**The problem:**
Every record needs to be restated word for word.

*** Opening Record set ***

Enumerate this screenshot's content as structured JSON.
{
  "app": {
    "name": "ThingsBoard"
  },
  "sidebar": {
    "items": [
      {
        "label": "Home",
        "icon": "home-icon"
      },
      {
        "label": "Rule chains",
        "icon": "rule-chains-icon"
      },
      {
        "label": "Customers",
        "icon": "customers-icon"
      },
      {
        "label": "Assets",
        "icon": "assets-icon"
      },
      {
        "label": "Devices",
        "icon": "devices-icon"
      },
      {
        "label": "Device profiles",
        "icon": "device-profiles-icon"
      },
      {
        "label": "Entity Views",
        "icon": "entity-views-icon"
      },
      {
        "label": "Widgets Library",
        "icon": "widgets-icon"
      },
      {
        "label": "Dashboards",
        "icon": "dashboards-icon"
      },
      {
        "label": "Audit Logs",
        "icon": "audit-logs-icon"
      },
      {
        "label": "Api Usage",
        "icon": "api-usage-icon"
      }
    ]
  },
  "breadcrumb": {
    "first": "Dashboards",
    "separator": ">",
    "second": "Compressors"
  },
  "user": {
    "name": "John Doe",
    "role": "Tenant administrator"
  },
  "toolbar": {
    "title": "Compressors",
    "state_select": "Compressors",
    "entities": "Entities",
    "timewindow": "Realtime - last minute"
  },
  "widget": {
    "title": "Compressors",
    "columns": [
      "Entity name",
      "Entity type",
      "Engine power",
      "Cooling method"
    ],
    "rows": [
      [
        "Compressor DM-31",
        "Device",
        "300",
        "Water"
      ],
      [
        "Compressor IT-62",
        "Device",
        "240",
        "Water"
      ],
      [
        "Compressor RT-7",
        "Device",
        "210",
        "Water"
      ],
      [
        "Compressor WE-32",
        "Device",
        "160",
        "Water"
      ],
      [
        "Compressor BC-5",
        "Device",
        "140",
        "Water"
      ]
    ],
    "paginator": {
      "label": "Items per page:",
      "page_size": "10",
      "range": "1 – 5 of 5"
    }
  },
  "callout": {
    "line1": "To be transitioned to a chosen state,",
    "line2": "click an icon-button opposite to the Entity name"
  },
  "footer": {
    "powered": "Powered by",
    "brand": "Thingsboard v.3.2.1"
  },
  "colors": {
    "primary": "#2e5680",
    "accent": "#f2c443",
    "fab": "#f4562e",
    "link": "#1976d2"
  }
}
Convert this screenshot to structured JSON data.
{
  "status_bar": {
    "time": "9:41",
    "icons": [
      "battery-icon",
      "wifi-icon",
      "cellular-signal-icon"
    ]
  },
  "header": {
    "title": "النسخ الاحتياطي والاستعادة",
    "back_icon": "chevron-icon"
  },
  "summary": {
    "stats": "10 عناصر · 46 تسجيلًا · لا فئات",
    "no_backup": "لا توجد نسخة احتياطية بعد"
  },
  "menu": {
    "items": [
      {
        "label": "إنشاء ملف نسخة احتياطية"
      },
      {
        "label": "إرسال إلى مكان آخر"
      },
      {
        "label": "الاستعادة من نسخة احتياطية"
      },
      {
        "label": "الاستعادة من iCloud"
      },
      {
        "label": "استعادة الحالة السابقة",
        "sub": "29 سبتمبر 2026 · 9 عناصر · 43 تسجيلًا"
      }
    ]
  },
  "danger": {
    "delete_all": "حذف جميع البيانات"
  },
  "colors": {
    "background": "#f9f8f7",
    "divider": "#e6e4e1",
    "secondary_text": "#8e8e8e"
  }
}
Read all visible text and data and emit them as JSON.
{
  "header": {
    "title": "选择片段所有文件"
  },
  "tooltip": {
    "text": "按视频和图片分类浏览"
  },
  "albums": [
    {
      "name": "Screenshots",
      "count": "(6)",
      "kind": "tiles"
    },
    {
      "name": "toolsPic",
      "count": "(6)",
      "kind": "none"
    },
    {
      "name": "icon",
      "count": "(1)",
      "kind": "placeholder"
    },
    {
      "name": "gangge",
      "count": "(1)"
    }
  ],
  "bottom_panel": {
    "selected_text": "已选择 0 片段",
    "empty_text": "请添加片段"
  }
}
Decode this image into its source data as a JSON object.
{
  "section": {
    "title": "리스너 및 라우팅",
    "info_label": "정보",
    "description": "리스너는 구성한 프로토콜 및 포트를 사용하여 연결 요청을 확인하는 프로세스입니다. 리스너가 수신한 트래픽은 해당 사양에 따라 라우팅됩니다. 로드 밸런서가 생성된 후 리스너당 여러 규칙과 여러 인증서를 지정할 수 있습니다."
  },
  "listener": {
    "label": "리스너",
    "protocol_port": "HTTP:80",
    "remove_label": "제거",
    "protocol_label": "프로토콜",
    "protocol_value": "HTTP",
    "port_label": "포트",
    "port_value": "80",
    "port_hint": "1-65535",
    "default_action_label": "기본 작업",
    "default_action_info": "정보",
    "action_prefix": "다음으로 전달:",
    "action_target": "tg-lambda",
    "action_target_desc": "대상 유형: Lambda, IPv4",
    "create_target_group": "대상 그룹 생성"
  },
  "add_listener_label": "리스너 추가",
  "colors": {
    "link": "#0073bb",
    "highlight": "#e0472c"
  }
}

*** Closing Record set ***

**Output for this exercise:**
Enumerate this screenshot's content as structured JSON.
{
  "app": {
    "name": "ThingsBoard"
  },
  "sidebar": {
    "items": [
      {
        "label": "Home",
        "icon": "home-icon"
      },
      {
        "label": "Rule chains",
        "icon": "rule-chains-icon"
      },
      {
        "label": "Customers",
        "icon": "customers-icon"
      },
      {
        "label": "Assets",
        "icon": "assets-icon"
      },
      {
        "label": "Devices",
        "icon": "devices-icon"
      },
      {
        "label": "Device profiles",
        "icon": "device-profiles-icon"
      },
      {
        "label": "Entity Views",
        "icon": "entity-views-icon"
      },
      {
        "label": "Widgets Library",
        "icon": "widgets-icon"
      },
      {
        "label": "Dashboards",
        "icon": "dashboards-icon"
      },
      {
        "label": "Audit Logs",
        "icon": "audit-logs-icon"
      },
      {
        "label": "Api Usage",
        "icon": "api-usage-icon"
      }
    ]
  },
  "breadcrumb": {
    "first": "Dashboards",
    "separator": ">",
    "second": "Compressors"
  },
  "user": {
    "name": "John Doe",
    "role": "Tenant administrator"
  },
  "toolbar": {
    "title": "Compressors",
    "state_select": "Compressors",
    "entities": "Entities",
    "timewindow": "Realtime - last minute"
  },
  "widget": {
    "title": "Compressors",
    "columns": [
      "Entity name",
      "Entity type",
      "Engine power",
      "Cooling method"
    ],
    "rows": [
      [
        "Compressor DM-31",
        "Device",
        "300",
        "Water"
      ],
      [
        "Compressor IT-62",
        "Device",
        "240",
        "Water"
      ],
      [
        "Compressor RT-7",
        "Device",
        "210",
        "Water"
      ],
      [
        "Compressor WE-32",
        "Device",
        "160",
        "Water"
      ],
      [
        "Compressor BC-5",
        "Device",
        "140",
        "Water"
      ]
    ],
    "paginator": {
      "label": "Items per page:",
      "page_size": "10",
      "range": "1 – 5 of 5"
    }
  },
  "callout": {
    "line1": "To be transitioned to a chosen state,",
    "line2": "click an icon-button opposite to the Entity name"
  },
  "footer": {
    "powered": "Powered by",
    "brand": "Thingsboard v.3.2.1"
  },
  "colors": {
    "primary": "#2e5680",
    "accent": "#f2c443",
    "fab": "#f4562e",
    "link": "#1976d2"
  }
}
Convert this screenshot to structured JSON data.
{
  "status_bar": {
    "time": "9:41",
    "icons": [
      "battery-icon",
      "wifi-icon",
      "cellular-signal-icon"
    ]
  },
  "header": {
    "title": "النسخ الاحتياطي والاستعادة",
    "back_icon": "chevron-icon"
  },
  "summary": {
    "stats": "10 عناصر · 46 تسجيلًا · لا فئات",
    "no_backup": "لا توجد نسخة احتياطية بعد"
  },
  "menu": {
    "items": [
      {
        "label": "إنشاء ملف نسخة احتياطية"
      },
      {
        "label": "إرسال إلى مكان آخر"
      },
      {
        "label": "الاستعادة من نسخة احتياطية"
      },
      {
        "label": "الاستعادة من iCloud"
      },
      {
        "label": "استعادة الحالة السابقة",
        "sub": "29 سبتمبر 2026 · 9 عناصر · 43 تسجيلًا"
      }
    ]
  },
  "danger": {
    "delete_all": "حذف جميع البيانات"
  },
  "colors": {
    "background": "#f9f8f7",
    "divider": "#e6e4e1",
    "secondary_text": "#8e8e8e"
  }
}
Read all visible text and data and emit them as JSON.
{
  "header": {
    "title": "选择片段所有文件"
  },
  "tooltip": {
    "text": "按视频和图片分类浏览"
  },
  "albums": [
    {
      "name": "Screenshots",
      "count": "(6)",
      "kind": "tiles"
    },
    {
      "name": "toolsPic",
      "count": "(6)",
      "kind": "none"
    },
    {
      "name": "icon",
      "count": "(1)",
      "kind": "placeholder"
    },
    {
      "name": "gangge",
      "count": "(1)"
    }
  ],
  "bottom_panel": {
    "selected_text": "已选择 0 片段",
    "empty_text": "请添加片段"
  }
}
Decode this image into its source data as a JSON object.
{
  "section": {
    "title": "리스너 및 라우팅",
    "info_label": "정보",
    "description": "리스너는 구성한 프로토콜 및 포트를 사용하여 연결 요청을 확인하는 프로세스입니다. 리스너가 수신한 트래픽은 해당 사양에 따라 라우팅됩니다. 로드 밸런서가 생성된 후 리스너당 여러 규칙과 여러 인증서를 지정할 수 있습니다."
  },
  "listener": {
    "label": "리스너",
    "protocol_port": "HTTP:80",
    "remove_label": "제거",
    "protocol_label": "프로토콜",
    "protocol_value": "HTTP",
    "port_label": "포트",
    "port_value": "80",
    "port_hint": "1-65535",
    "default_action_label": "기본 작업",
    "default_action_info": "정보",
    "action_prefix": "다음으로 전달:",
    "action_target": "tg-lambda",
    "action_target_desc": "대상 유형: Lambda, IPv4",
    "create_target_group": "대상 그룹 생성"
  },
  "add_listener_label": "리스너 추가",
  "colors": {
    "link": "#0073bb",
    "highlight": "#e0472c"
  }
}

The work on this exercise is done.